Tag: plants

Living Stones

Living Stones

The Living Stones are interesting rather than beautiful, as they mimic the pebbles which abound in their natural habitat. Living Stones are flowering succulents that blend into their native environment because they grow in a stemless clump resembling small stones. All are members of the Mesembryanthemum family and each plant consists of a pair of extremely thick leaves. These are fused together to produce a stem-like body with a slit at the top. This slit may be as small as a tiny hole or it may extend right down to ground level, depending upon the species.

The sizes of the various types available do not differ very much – the range is a height of ½-2 in. Colors and patterns, however, present a bewildering array and collecting a comprehensive range of Living Stones can be a hobby in itself.

Cyclamen

Cyclamen

Cyclamen is one of the most popular of all winter-flowering pot plants and its charm is obvious. Compact growth, beautiful swept-back flowers on long stalks and decorative foliage which is patterned in silver and green. The blooms are in bright colors or pastel shades, large and eye-catching or small and perfumed.
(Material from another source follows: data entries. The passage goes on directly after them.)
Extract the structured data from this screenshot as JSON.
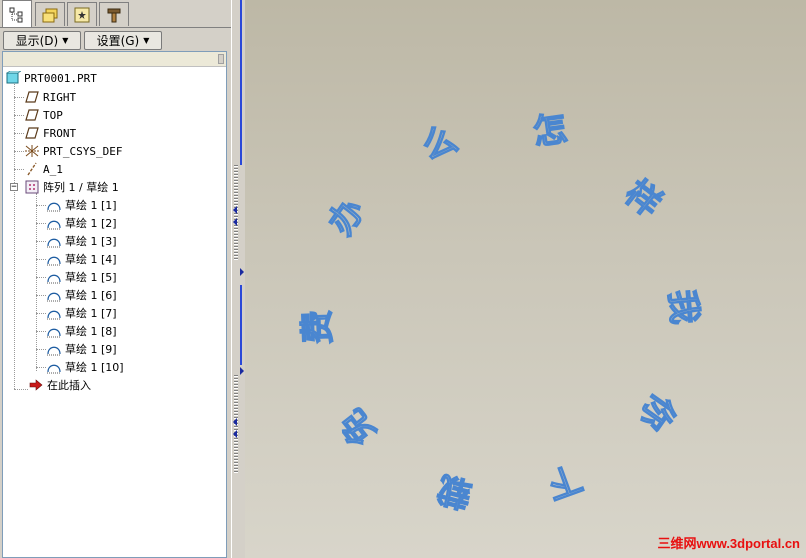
{
  "tabs": [
    {
      "icon": "model-tree-icon",
      "active": true
    },
    {
      "icon": "folder-browser-icon",
      "active": false
    },
    {
      "icon": "favorites-icon",
      "active": false
    },
    {
      "icon": "connections-icon",
      "active": false
    }
  ],
  "toolbar": {
    "display_label": "显示(D)",
    "settings_label": "设置(G)"
  },
  "tree": {
    "root": "PRT0001.PRT",
    "datums": [
      {
        "label": "RIGHT",
        "icon": "datum-plane-icon"
      },
      {
        "label": "TOP",
        "icon": "datum-plane-icon"
      },
      {
        "label": "FRONT",
        "icon": "datum-plane-icon"
      },
      {
        "label": "PRT_CSYS_DEF",
        "icon": "coordinate-system-icon"
      },
      {
        "label": "A_1",
        "icon": "datum-axis-icon"
      }
    ],
    "pattern": {
      "label": "阵列 1 / 草绘 1",
      "expanded": true,
      "children": [
        "草绘 1 [1]",
        "草绘 1 [2]",
        "草绘 1 [3]",
        "草绘 1 [4]",
        "草绘 1 [5]",
        "草绘 1 [6]",
        "草绘 1 [7]",
        "草绘 1 [8]",
        "草绘 1 [9]",
        "草绘 1 [10]"
      ]
    },
    "insert_here": "在此插入"
  },
  "graphics": {
    "characters": [
      "怎",
      "样",
      "我",
      "你",
      "下",
      "载",
      "免",
      "费",
      "办",
      "么"
    ],
    "outline_color": "#4a86d0"
  },
  "watermark": "三维网www.3dportal.cn",
  "colors": {
    "panel_bg": "#d4d0c8",
    "tree_bg": "#ffffff",
    "graphics_top": "#bdb8a6",
    "graphics_bottom": "#d8d5ca",
    "watermark": "#e81010"
  }
}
Most Cyclamens are unfortunately consigned to the dustbin after a few weeks. With care they will bloom indoors for several months and then can be kept to provide another display next winter. First of all, try to buy a plant in fall and not in mid winter, and choose one with plenty of unopened buds. Then put it in a suitable home – a north-facing windowsill is ideal. The spot must be cool and away from direct sunlight – a warm room means a short life for a Cyclamen.

Insectivorous Plants
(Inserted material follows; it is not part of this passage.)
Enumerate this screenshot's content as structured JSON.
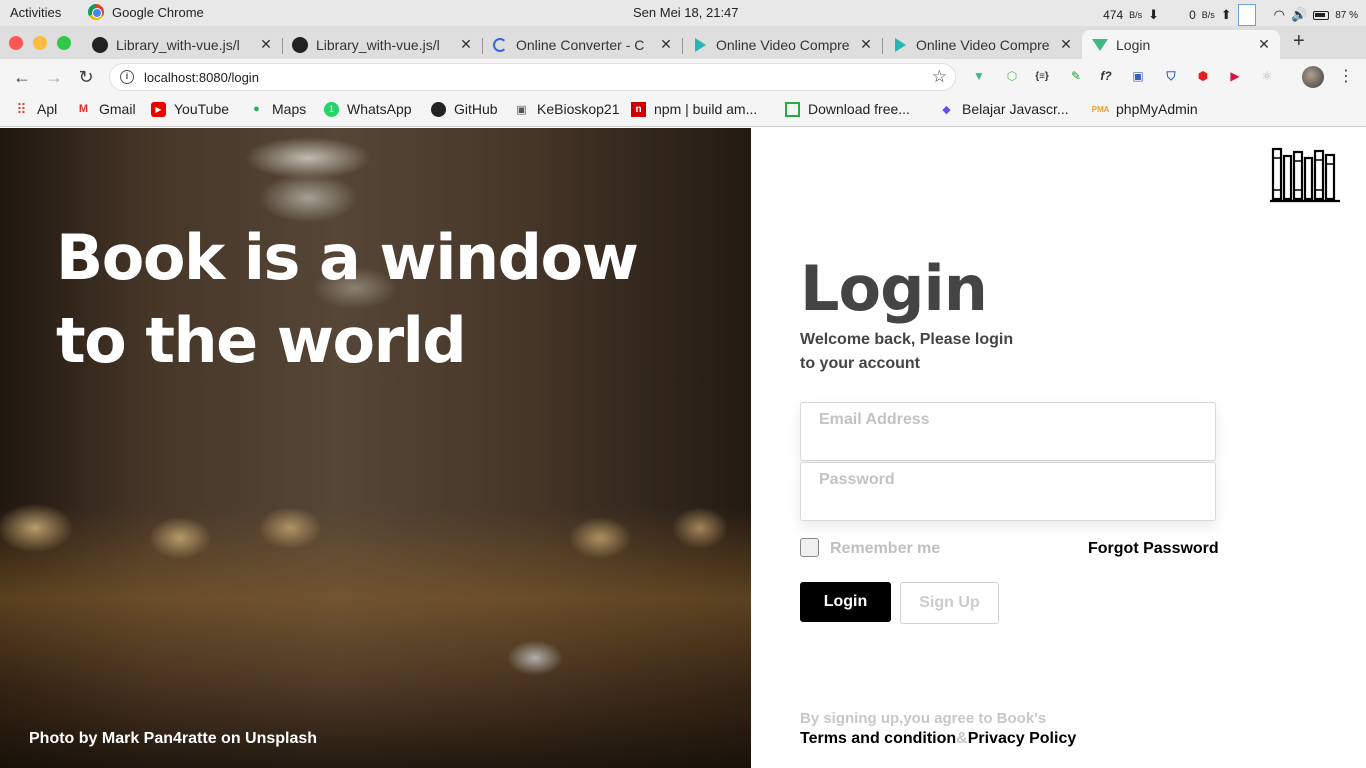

Insectivorous Plants

Some plants live in situations where their roots cannot obtain sufficient nutrients, and so they have evolved mechanisms to trao insects and then digest the contests of their bodies. There are three groups of these insectivorous plants – The Fly Traps with spiny-edged leaves which are hinged in the middle, the Sticky-leaved Plants with hairs which secrete insect-catching fluid, and the Pitcher Plants with leaves which are water-filled funnels.

These plants are very difficult to grow indoors – water with rainwater, keep the compost constantly moist and the surrounding air humid, and feed very occasionally with tiny bits of meat or dead flies.

Chicory

Chicory

A number of chicories (Cichorium intybus) are hardy and make good crops in the winter months, given some protection. Chicory leaves are stalked, hairy, lanceolate and large, coarsely toothed, growing in clustered formation from plant base in spreading rosette while the upper leaves are small. Their pale yellow and red leaves add colors to salads and they can also be braised. Three main types are grown: Witloof or Belgian chicory, sugar loaf chicory and red chicory, often called ‘radicchio’.

Withloof chicory is grown in two stages. The seed is sown in late spring and the plants are left to grow until late fall. The leaves are bitter and not usually eaten. In the fall the heads can either be cut off the plants 1 in above the ground or the roots can be lifted, trimmed and replanted for forcing indoors.

Fall Flowers Arrangements For Good Mood

Fall Flowers Arrangements For Good Mood

It’s fall and the mood is relatively darker, but with flashes of yellow, orange, and golden patches of flowers and plants come into full bloom, in turn the weather shifts from a relative dry spell of summer and welcomes the oncoming rush of the winter time.

With the changing weather and geographic conditions, it is but likely that the some flowers and plants will unfortunately be unavailable for use in certain celebrations. However, this is actually a chance to lavishly step out of the trite flower arrangements, and have the opportunity to add more than just a splash of warm tones for your party.

Fall Garden Plants: Bulbs

Fall Garden Plants: Bulbs

There is a small select group of highly desirable bulbs for the end of the year. They provide a beautiful contrast to the more brazen shows of color on the trees and shrubs, and help keep the eye moving around the fall garden. Most require well-drained soil and plenty of sun in order to thrive, though there are some that prefer shady, moist conditions. Do not remove the foliage until it has turned brown, or next year’s display will suffer.

Canna. Commonly known as Indian shot plants, or Indian reed flowers, these are exotic plants for the fall garden. Even if they did not flower, they would be worth growing for their large, smooth leaves. Use them with grasses and brilliant dahlias to bring the season to a close with a flourish. Stictly speaking they are rhizomatous perennials, but they are planted like bulbs. They are excellent in large containers.